The Royal Palace Museum
The museum used to be a Royal Palace, which was built in 1904 for King Sisavangvong after the previous palace was destroyed by invaders in 1887. The exhibits include royal religious objects, weapons, statues, screens and paintings from centuries past.
Mount Phousi is right in middle of Luang Prabang. On top of the mountain is Wat Chom Si, built in 1804. You have to climb 328 steps up Mount Phousi, but if you're fit enough, the beautiful view from the top is worth the effort. In the 18th century a number of other Wats were on the mountain.
The Pak-Ou Caves
These caves in the rocky walls of the sandstone mountains at the confluence of the Ou river and the Mekong, some 25 kilometres upriver from Luang Prabang. The caves are habited by thousands of Buddha statues, some allegedly more than 300 years old. Monks used to live in the caves, too. When Laos was still a monarchy, the caves were visited every year by the king. A small royal Wat is near the caves.
Ock Pop Tok
Ock Pop Tok is a wavers' village located in Luang Prabang. Visitors have the opportunity to buy local cloth.Visitors can observe the silk-making process, see weavers at work and of course, buy products at this weaving village. It’s a very touristy place and this village supplies many of the woven textiles for sale at the night market, often sacrificing quality for speed.
The waterfall is about 30 kilometres from Luang Prabang, on a Mekong tributary. It is the biggest in the Luang Prabang area with three tiers leading to a 50-metre drop into spectacular azure pools before flowing downstream. The pools also make great swimming holes and are very popular with both tourists and locals. The pools also have cascades of up to five metres high with deliciously cold water due to the shade given by the surrounding lush tropical jungle.
Kuang Si Butterfly Park
The forests around Kuang Si Waterfall have always attracted a large number of butterflies. Now the Kuang Si Butterfly Park gives both local and foreign visitors an opportunity to view them up close and provides another attraction to see
The Elephant Village Sanctuary
The Elephant Village Sanctuary offers a once-in-a-lifetime experience to get really up close and personal with these magnificent creatures. A one-day mahout tour includes basic mahout training in how to control an elephant, a one-hour elephant ride through the jungle and also a trip to the Tad Sae waterfall located close by. This experience can be extended into two days with the additional opportunity to bathe ‘your’ elephant in the Nam Khan River plus an evening ride to take the elephant to their jungle home.
Alms Giving Ceremony
Alms giving takes place daily as the sun rises, beginning on the main street of Luang Prabang before spreading out to all the side streets. You should buy your offerings (usually food) in advance and arrive with plenty of time to spare as it’s considered very offensive to disrupt the ceremony once it has commenced.
Sunset Luang Prabang

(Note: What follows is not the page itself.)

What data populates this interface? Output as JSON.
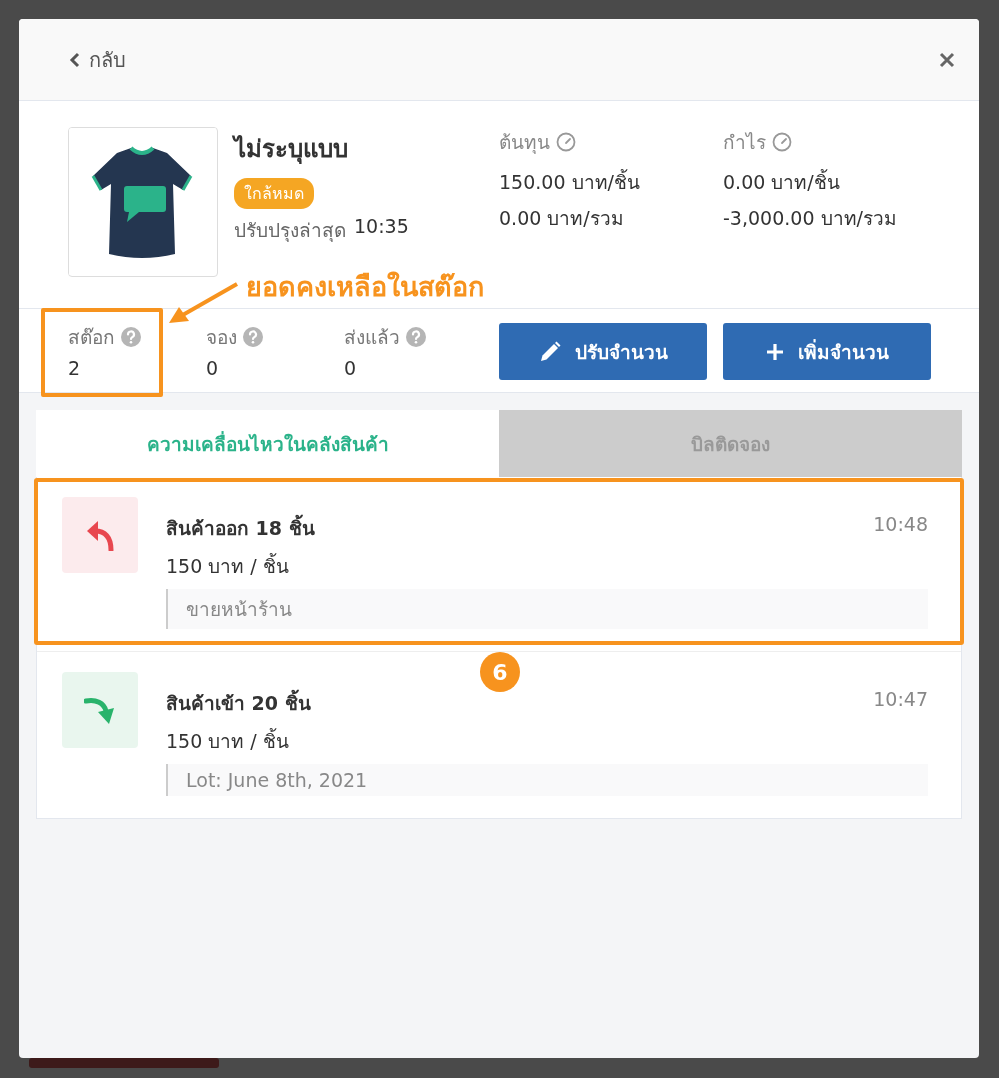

Sunset in Luang Prabang leaves a lasting impression on travellers, often becoming one of their most memorable experiences. It is not just pretty skies, although that is certainly part of the magic, this time of day captures the mood and feeling of the entire place. It’s the golden light on the mountains, the calm that blankets the Mekong, the gathering of friends, the temple bells and drums heralding evening prayers. For locals and tourists alike, it’s a collective sigh, a pause in time. To understand what we mean, head to these places for sunset.
The Evening Market is a nightly event that takes place between 17:00 and 23:00 beginning at Wat Mai and running along Sisavangvong Road to the town centre (Settathilat Road). The street is closed off to vehicles and the hill-tribe traders emerge with their various apparels, ceramics, bamboo, lamps, blankets, bed covers, handicrafts and silk scarves. Vendors often quote higher prices than when buying from the shops during day time, so make sure you haggle (politely) or shop around first.